Let’s talk about Hannah. I can sympathize with her need to be understood and to be respected. But, she was bitter, whiny, immature, petty, and puerile. She was also manipulative, played mind games, and vindictive. (Yes, people did horrible things to her, but how are her actions an exception? Are they justified and why?) I mean – she makes thirteen tapes, detailing all the bad things that have happened her, narrated in a way that is very much about getting revenge and her twisted sense of justice. But, let’s be fair. Maybe that’s not Hannah’s fault, so I’ll be charitable; maybe Asher wrote her that way intentionally.
The issue, then, is that there is no talk or discussion on mental illness. Suicide has a high co-morbidity with mental illnesses. However, Thirteen Reasons Why makes no word about it, and this really concerns me. People who are mentally healthy do not do these things, lest commit suicide. When you talk about suicide, mental illness is an integral part of the picture and discussion. Whilst I recognize that not all suicides are attributed to mental illness, it more than often is.
To return to the point about her making the tapes: it is never addressed, suggested or acknowledged how Hannah’s actions were wrong. Instead, the narrator and other characters are left with the guilt and consequence hanging over their heads. Asher wrote Thirteen Reasons Why in a way that made Hannah to be the sole victim of the novel, and it sickened me; sickened me that this book is all about the implications of our actions, but completely ignores the implications of Hannah’s actions. People who have had loved ones take their life suffer their absence every day; they suffer by asking themselves question upon question about what could have been done to save them.
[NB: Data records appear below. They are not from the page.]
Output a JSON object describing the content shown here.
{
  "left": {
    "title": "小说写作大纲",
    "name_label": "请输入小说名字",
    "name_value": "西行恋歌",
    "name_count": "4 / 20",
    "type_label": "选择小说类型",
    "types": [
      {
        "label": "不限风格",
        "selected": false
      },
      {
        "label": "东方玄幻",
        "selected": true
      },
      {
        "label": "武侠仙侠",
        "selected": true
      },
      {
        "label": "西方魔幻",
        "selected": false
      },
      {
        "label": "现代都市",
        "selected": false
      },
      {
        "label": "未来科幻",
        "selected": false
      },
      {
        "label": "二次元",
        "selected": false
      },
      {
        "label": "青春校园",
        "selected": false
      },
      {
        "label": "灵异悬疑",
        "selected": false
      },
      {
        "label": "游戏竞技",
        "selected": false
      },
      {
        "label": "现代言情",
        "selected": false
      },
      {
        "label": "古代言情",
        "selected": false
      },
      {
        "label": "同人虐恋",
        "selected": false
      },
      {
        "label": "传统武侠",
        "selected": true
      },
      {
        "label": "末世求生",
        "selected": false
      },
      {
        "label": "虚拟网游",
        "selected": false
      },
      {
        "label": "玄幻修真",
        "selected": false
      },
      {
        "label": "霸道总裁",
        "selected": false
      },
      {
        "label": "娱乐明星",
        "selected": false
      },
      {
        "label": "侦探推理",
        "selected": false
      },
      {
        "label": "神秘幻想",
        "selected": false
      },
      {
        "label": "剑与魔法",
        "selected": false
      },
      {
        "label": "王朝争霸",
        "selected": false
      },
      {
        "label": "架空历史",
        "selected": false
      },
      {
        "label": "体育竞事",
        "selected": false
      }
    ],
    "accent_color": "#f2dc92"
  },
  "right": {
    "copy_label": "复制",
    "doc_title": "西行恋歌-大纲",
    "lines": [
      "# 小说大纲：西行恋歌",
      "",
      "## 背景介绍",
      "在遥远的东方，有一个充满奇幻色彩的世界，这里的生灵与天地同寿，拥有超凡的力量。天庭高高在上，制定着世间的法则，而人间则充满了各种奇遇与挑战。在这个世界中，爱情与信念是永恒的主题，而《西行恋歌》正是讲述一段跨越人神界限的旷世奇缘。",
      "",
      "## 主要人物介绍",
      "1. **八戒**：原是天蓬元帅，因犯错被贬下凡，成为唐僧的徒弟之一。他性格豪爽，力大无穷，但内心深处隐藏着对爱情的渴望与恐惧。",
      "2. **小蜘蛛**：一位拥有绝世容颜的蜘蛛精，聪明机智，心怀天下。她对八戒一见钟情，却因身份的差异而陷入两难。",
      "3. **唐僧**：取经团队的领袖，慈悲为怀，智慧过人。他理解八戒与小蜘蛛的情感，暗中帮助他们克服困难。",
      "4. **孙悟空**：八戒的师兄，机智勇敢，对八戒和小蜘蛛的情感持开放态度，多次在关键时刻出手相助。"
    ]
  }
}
Given the message behind Thirteen Reasons Why and given its themes of suicide, it is sloppy, poorly handled, and irresponsible.
Thirteen Reasons Why is a poorly written, horrible portrayal of suicide. I strongly discourage those who are suicidal or are having suicidal thoughts, and/or have lost someone to suicide from reading this book. There is very little to be gained from reading this book. If you enjoyed it and found something worthwhile in this book – great. But I could (and would) never, ever recommend this book to anyone.
On a final note, if you want to do more to help youth, don’t just ‘be nice’ (no one should get special rewards for being nice) — be aware, be open, be non-judgemental. Educate yourself on the signs, educate yourself on how to help and be there for someone who is suicidal, and understand that suicide is 100% preventable.
Book Name: Thirteen Reasons Why
Author: Jay Asher
Resources on educating yourself about suicide
- Suicide Prevention Awareness
- Tumblr’s Counseling and Prevention Resources
- Suicide Fact Sheet